• Exercise: Which lines run from the line with "Convert this screenshot" to the end of the entries? Write out exactly those, leaving out the pictures.

• The data:
▬▬▬▬▬▬

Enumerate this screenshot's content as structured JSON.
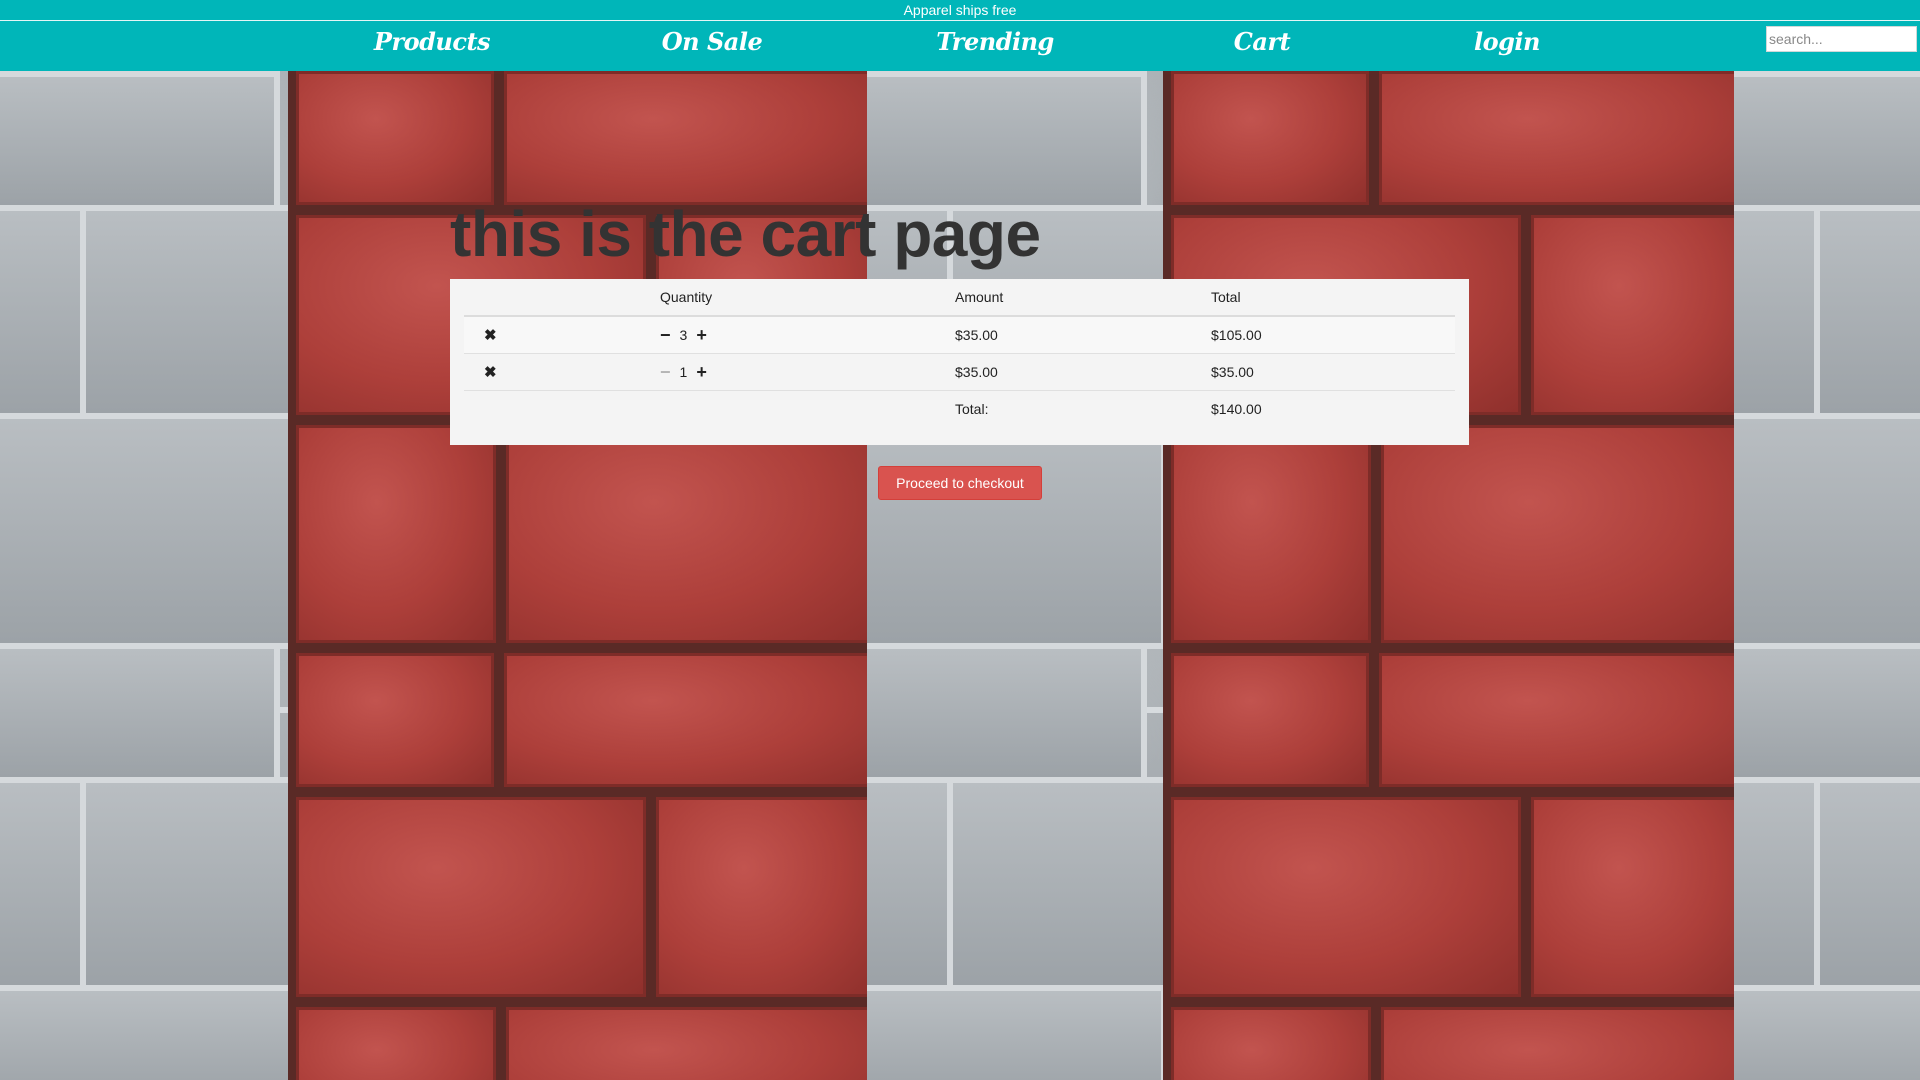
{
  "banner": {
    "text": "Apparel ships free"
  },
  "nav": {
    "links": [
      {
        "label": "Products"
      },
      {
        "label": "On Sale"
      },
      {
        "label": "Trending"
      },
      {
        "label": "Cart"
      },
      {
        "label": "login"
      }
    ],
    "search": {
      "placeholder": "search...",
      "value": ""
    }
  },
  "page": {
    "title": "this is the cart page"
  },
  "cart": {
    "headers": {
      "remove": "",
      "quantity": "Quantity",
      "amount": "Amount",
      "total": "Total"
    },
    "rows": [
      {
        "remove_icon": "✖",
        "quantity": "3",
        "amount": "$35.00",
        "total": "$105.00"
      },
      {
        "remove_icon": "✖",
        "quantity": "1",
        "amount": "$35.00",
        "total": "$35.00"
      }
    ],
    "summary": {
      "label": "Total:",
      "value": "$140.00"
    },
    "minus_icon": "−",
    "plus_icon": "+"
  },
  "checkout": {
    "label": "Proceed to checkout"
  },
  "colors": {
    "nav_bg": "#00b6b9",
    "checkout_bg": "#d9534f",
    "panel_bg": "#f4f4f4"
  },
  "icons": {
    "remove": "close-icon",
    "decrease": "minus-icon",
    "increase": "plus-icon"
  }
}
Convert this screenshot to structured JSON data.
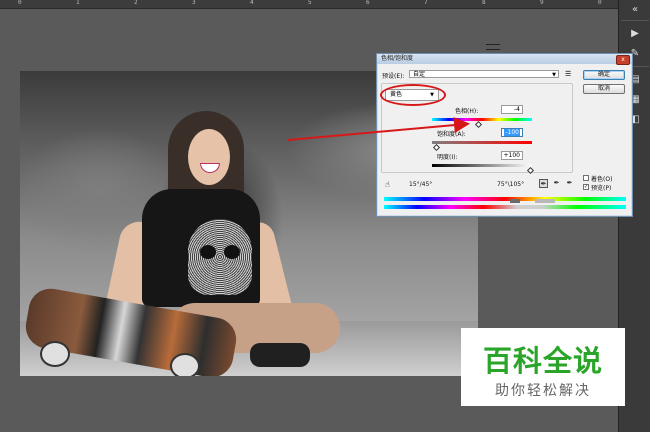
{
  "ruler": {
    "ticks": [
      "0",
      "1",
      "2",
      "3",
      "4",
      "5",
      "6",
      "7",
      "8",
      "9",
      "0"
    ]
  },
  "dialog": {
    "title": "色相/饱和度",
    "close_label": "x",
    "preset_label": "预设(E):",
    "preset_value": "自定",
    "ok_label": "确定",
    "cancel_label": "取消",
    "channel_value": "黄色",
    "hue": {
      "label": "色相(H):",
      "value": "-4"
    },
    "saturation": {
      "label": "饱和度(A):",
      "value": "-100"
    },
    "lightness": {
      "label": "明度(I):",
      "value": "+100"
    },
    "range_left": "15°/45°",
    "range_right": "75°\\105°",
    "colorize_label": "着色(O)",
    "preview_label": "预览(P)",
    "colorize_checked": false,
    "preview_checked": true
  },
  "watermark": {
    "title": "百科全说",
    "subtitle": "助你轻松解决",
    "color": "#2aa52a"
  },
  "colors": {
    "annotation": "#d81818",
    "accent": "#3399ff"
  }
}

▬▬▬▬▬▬

• Reply:
Convert this screenshot to structured JSON data.
{
  "ruler": {
    "ticks": [
      "0",
      "1",
      "2",
      "3",
      "4",
      "5",
      "6",
      "7",
      "8",
      "9",
      "0"
    ]
  },
  "dialog": {
    "title": "色相/饱和度",
    "close_label": "x",
    "preset_label": "预设(E):",
    "preset_value": "自定",
    "ok_label": "确定",
    "cancel_label": "取消",
    "channel_value": "黄色",
    "hue": {
      "label": "色相(H):",
      "value": "-4"
    },
    "saturation": {
      "label": "饱和度(A):",
      "value": "-100"
    },
    "lightness": {
      "label": "明度(I):",
      "value": "+100"
    },
    "range_left": "15°/45°",
    "range_right": "75°\\105°",
    "colorize_label": "着色(O)",
    "preview_label": "预览(P)",
    "colorize_checked": false,
    "preview_checked": true
  },
  "watermark": {
    "title": "百科全说",
    "subtitle": "助你轻松解决",
    "color": "#2aa52a"
  },
  "colors": {
    "annotation": "#d81818",
    "accent": "#3399ff"
  }
}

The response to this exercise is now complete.